As for the side cap, this had its origins in the Victorian army for undress wear. A later variation of this was the (already mentioned) Cap - FS, which came in a variety of regimental patterns as well as the more often encountered khaki that became general issue around 1937. The side cap and forage cap are two entirely different items of head wear.
 
 
 
By the way this is a full stop:'''.''' This is a comma:''',''' Two entirely different uses. Get a fcuking grip!
 
  
 
[[Category:Clothing]]
 
[[Category:Clothing]]

Latest revision as of 20:15, 8 January 2007

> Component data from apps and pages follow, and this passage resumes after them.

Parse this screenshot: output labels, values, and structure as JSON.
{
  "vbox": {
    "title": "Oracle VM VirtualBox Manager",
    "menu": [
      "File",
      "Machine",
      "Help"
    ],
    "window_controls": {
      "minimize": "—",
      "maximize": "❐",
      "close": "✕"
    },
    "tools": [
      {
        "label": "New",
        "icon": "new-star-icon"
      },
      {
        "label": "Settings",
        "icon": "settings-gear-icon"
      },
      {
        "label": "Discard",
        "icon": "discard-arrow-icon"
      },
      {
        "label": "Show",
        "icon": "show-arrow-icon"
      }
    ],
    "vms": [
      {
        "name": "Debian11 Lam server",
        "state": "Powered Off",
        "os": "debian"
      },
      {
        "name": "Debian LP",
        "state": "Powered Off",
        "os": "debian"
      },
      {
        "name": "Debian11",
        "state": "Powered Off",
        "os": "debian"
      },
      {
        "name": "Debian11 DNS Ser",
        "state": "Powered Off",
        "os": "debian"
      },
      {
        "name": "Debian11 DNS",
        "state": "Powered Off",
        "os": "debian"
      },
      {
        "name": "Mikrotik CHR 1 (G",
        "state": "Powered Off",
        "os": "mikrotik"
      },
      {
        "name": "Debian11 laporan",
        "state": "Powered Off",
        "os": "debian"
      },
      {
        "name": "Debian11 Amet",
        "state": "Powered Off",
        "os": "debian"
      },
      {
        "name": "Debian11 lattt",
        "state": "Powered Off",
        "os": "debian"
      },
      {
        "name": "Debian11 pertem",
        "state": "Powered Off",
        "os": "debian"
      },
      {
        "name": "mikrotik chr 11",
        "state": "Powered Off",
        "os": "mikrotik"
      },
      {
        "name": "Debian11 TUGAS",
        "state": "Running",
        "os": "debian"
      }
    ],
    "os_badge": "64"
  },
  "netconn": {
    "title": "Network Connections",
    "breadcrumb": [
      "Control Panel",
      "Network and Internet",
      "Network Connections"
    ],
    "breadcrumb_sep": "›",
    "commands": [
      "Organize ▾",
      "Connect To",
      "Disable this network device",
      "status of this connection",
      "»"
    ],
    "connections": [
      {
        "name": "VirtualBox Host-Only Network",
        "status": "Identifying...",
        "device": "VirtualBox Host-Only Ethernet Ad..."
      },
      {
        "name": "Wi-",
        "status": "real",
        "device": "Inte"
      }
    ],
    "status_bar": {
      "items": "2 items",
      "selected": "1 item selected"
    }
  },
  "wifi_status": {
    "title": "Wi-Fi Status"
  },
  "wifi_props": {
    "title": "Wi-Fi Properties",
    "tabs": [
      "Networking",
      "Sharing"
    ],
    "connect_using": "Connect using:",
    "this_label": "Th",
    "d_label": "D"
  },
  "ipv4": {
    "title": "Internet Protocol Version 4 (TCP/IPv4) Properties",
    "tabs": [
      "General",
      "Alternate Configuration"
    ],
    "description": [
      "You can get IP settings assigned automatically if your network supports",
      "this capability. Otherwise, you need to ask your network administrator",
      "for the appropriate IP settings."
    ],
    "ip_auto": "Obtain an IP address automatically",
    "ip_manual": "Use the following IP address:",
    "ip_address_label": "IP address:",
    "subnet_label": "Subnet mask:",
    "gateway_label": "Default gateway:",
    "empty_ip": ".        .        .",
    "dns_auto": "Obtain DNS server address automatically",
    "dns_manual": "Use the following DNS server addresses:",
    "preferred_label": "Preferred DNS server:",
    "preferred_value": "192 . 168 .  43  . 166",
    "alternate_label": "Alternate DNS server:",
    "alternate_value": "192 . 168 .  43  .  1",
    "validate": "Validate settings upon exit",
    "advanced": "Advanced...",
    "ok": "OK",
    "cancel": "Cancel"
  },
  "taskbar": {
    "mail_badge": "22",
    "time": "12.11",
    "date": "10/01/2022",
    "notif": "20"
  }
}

A generic term used to describe a cap utilised for general non-dress wear, i.e a cap used for fatigues or foraging - the origins of which are cavalry-related. These caps were worn in lieu of shakoes and helmets which were uncomfortable for general utility work. Forage caps came in many shapes and designs, from simple Balmoral-style bonnets to more elaborate affairs such as the Tent Hat. Largely replaced by the Glengarry or Side Cap in the British Army during the mid-Victorian era.